This book will be a critical resource not only for scholars of political science and law, but for anyone interested in the history of the treatment of racial minorities by the U.S. government and the value of judicial review as a protector of minority rights.
‘Juxtaposing a comprehensive survey of the Supreme Court’s cases dealing with racial minorities – African Americans, Indians, Asian Americans, and Hispanic Americans – to an overview of how Congress and the President dealt with those minorities, Leslie Goldstein asks the right question: Compared to the other branches, how protective has the Court been? This is an important work for scholars and others interested in the Supreme Court and the history of race in the United States.’
– Mark Tushnet, Harvard Law School, US

‘This is a remarkable book, and essential reading for anyone who cares about how civil rights are defined and protected in America.

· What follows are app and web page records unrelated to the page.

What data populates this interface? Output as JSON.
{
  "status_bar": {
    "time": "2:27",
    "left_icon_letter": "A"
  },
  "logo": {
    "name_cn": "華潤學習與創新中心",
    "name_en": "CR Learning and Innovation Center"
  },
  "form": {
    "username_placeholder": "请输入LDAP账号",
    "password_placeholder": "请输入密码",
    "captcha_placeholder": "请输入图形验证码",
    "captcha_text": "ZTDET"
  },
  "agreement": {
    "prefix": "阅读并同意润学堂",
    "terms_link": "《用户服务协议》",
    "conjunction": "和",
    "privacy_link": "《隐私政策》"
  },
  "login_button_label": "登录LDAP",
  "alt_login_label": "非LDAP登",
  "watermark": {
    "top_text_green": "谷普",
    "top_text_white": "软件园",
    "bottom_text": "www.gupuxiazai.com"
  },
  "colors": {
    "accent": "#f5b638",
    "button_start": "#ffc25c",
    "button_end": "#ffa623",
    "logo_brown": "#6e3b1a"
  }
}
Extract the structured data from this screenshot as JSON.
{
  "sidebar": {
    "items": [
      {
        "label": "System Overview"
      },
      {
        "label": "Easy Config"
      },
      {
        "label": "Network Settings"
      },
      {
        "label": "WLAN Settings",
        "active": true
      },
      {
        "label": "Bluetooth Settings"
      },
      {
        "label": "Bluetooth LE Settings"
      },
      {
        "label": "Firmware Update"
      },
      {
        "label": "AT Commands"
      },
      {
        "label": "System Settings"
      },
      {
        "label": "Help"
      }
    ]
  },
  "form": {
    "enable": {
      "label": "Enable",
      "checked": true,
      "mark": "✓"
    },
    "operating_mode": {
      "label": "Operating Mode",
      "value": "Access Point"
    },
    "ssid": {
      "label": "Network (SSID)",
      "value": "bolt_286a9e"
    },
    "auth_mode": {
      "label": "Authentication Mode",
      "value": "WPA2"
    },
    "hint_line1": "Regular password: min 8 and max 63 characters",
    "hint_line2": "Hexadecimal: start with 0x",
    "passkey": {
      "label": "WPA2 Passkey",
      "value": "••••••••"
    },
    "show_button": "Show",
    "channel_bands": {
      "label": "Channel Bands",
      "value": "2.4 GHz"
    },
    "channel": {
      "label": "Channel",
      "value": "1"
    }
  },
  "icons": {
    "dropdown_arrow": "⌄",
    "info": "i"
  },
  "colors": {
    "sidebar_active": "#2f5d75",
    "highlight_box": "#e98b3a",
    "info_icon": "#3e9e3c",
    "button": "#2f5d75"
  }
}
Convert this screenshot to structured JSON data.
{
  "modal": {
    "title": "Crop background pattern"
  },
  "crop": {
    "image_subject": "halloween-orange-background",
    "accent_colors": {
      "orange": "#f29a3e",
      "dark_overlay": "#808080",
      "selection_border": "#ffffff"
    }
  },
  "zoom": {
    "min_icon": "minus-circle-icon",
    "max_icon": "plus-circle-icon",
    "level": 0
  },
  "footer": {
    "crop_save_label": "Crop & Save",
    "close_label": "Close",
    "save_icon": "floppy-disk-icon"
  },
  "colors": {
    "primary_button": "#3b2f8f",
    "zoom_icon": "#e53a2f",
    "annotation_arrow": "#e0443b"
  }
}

It carefully situates the Supreme Court in its political and historical environment, and in doing so serves as an important reminder of the significance of politics in keeping our constitutional system functioning.’
– Keith E. Whittington, Princeton University, US
Contents: 1. Minority Rights Up Through the Marshall Court, 1789-1835 2. Minority Rights in the Taney Years (1836-64) 3. Civil War and Reconstruction 4. After Reconstruction 5. The White and Taft Courts, 1911-30 6. A New “Racial” Minority: Hispanics, 1800-1992 7. Branch Variation in Rights Leadership, 1930 to Late Twentieth Century 8. Overview and Conclusions Index